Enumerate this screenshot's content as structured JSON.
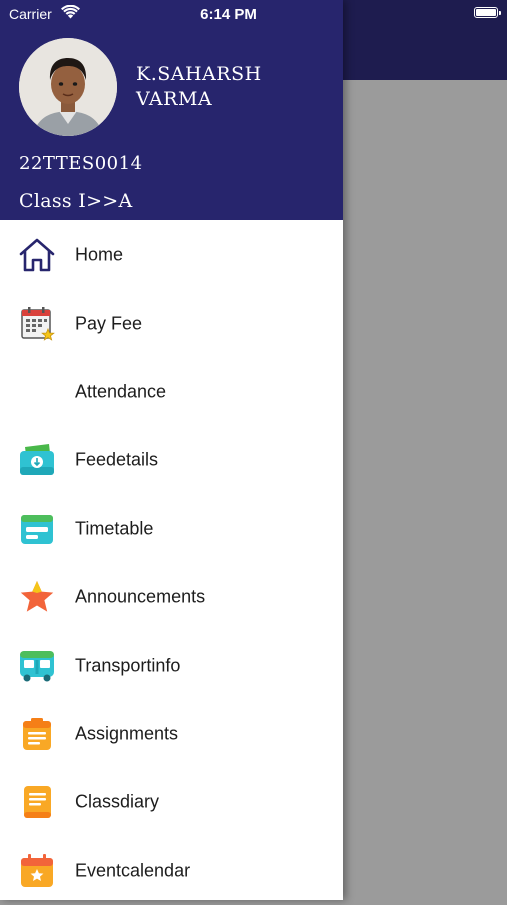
{
  "status_bar": {
    "carrier": "Carrier",
    "time": "6:14 PM"
  },
  "profile": {
    "name": "K.SAHARSH VARMA",
    "admission_no": "22TTES0014",
    "class": "Class I>>A"
  },
  "menu": [
    {
      "label": "Home",
      "icon": "home-icon"
    },
    {
      "label": "Pay Fee",
      "icon": "calendar-fee-icon"
    },
    {
      "label": "Attendance",
      "icon": ""
    },
    {
      "label": "Feedetails",
      "icon": "money-icon"
    },
    {
      "label": "Timetable",
      "icon": "timetable-icon"
    },
    {
      "label": "Announcements",
      "icon": "star-icon"
    },
    {
      "label": "Transportinfo",
      "icon": "bus-icon"
    },
    {
      "label": "Assignments",
      "icon": "assignment-icon"
    },
    {
      "label": "Classdiary",
      "icon": "diary-icon"
    },
    {
      "label": "Eventcalendar",
      "icon": "event-calendar-icon"
    }
  ],
  "colors": {
    "header": "#27256d",
    "backdrop_top": "#1e1c4f",
    "backdrop": "#9b9b9b"
  }
}
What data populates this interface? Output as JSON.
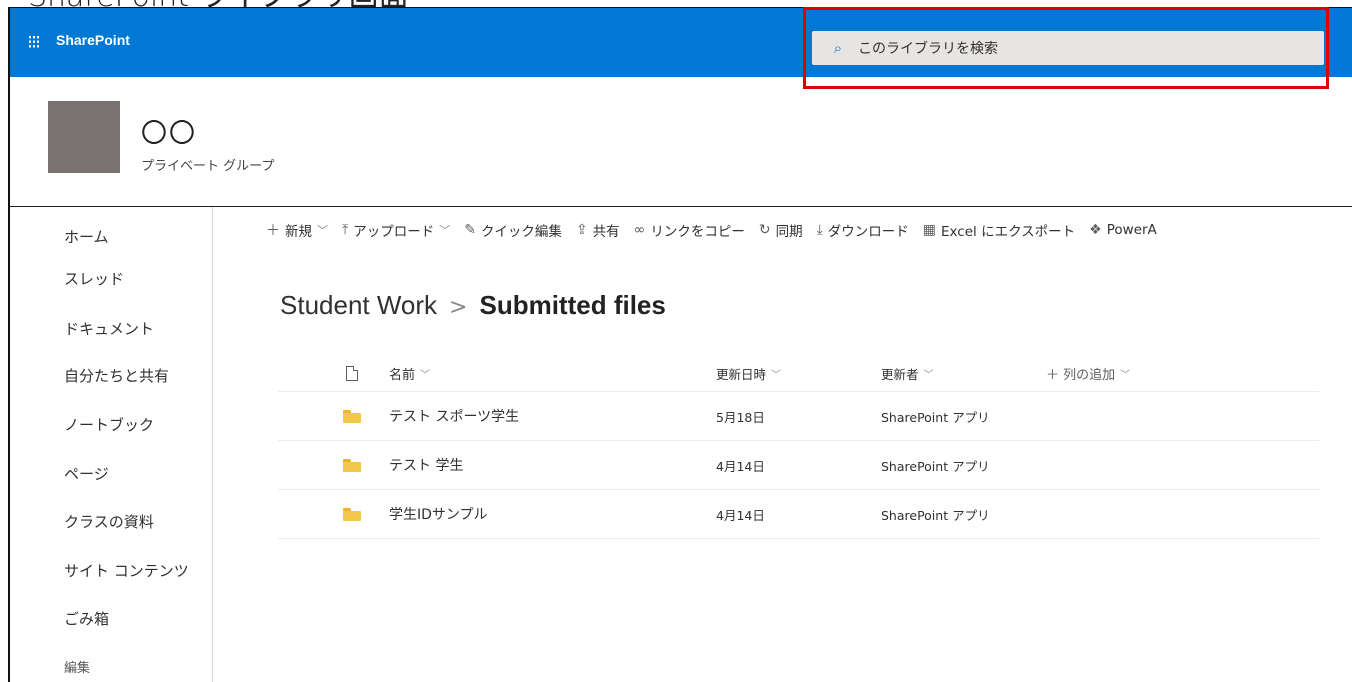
{
  "caption": "SharePoint ライブラリ画面",
  "suitebar": {
    "brand": "SharePoint",
    "waffle_icon": "waffle-icon",
    "search_placeholder": "このライブラリを検索",
    "color": "#0078d4"
  },
  "site": {
    "title": "〇〇",
    "subtitle": "プライベート グループ"
  },
  "nav": {
    "items": [
      {
        "label": "ホーム"
      },
      {
        "label": "スレッド"
      },
      {
        "label": "ドキュメント"
      },
      {
        "label": "自分たちと共有"
      },
      {
        "label": "ノートブック"
      },
      {
        "label": "ページ"
      },
      {
        "label": "クラスの資料"
      },
      {
        "label": "サイト コンテンツ"
      },
      {
        "label": "ごみ箱"
      },
      {
        "label": "編集"
      }
    ]
  },
  "commandbar": {
    "new": "新規",
    "upload": "アップロード",
    "quick_edit": "クイック編集",
    "share": "共有",
    "copy_link": "リンクをコピー",
    "sync": "同期",
    "download": "ダウンロード",
    "export_excel": "Excel にエクスポート",
    "power_apps": "PowerA"
  },
  "breadcrumb": {
    "parent": "Student Work",
    "separator": ">",
    "current": "Submitted files"
  },
  "list": {
    "columns": {
      "name": "名前",
      "modified": "更新日時",
      "modified_by": "更新者",
      "add_column": "列の追加"
    },
    "rows": [
      {
        "name": "テスト スポーツ学生",
        "modified": "5月18日",
        "modified_by": "SharePoint アプリ"
      },
      {
        "name": "テスト 学生",
        "modified": "4月14日",
        "modified_by": "SharePoint アプリ"
      },
      {
        "name": "学生IDサンプル",
        "modified": "4月14日",
        "modified_by": "SharePoint アプリ"
      }
    ]
  },
  "colors": {
    "accent": "#0078d4",
    "highlight_box": "#e00000",
    "folder": "#f3c74b"
  }
}
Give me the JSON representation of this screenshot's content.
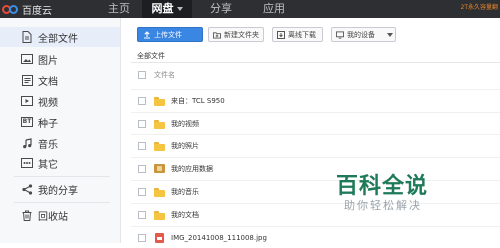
{
  "nav": {
    "logo_text": "百度云",
    "items": [
      {
        "label": "主页"
      },
      {
        "label": "网盘",
        "active": true
      },
      {
        "label": "分享"
      },
      {
        "label": "应用"
      }
    ],
    "promo_text": "2T永久容量翻",
    "active_color": "#1d1e21"
  },
  "sidebar": {
    "items": [
      {
        "label": "全部文件",
        "icon": "document-icon",
        "active": true
      },
      {
        "label": "图片",
        "icon": "image-icon"
      },
      {
        "label": "文档",
        "icon": "file-text-icon"
      },
      {
        "label": "视频",
        "icon": "video-icon"
      },
      {
        "label": "种子",
        "icon": "bt-icon",
        "icon_text": "BT"
      },
      {
        "label": "音乐",
        "icon": "music-icon"
      },
      {
        "label": "其它",
        "icon": "more-icon"
      },
      {
        "label": "我的分享",
        "icon": "share-icon"
      },
      {
        "label": "回收站",
        "icon": "trash-icon"
      }
    ]
  },
  "toolbar": {
    "upload_label": "上传文件",
    "new_folder_label": "新建文件夹",
    "offline_download_label": "离线下载",
    "my_devices_label": "我的设备",
    "primary_color": "#3a86e3"
  },
  "breadcrumb": "全部文件",
  "list": {
    "column_filename": "文件名",
    "rows": [
      {
        "name": "来自：TCL S950",
        "type": "folder"
      },
      {
        "name": "我的视频",
        "type": "folder"
      },
      {
        "name": "我的照片",
        "type": "folder"
      },
      {
        "name": "我的应用数据",
        "type": "app-folder"
      },
      {
        "name": "我的音乐",
        "type": "folder"
      },
      {
        "name": "我的文档",
        "type": "folder"
      },
      {
        "name": "IMG_20141008_111008.jpg",
        "type": "image"
      }
    ]
  },
  "watermark": {
    "title": "百科全说",
    "subtitle": "助你轻松解决",
    "color": "#1f7a5a"
  }
}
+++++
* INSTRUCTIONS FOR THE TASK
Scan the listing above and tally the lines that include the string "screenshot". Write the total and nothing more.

* SOLUTION TO THIS EXERCISE
2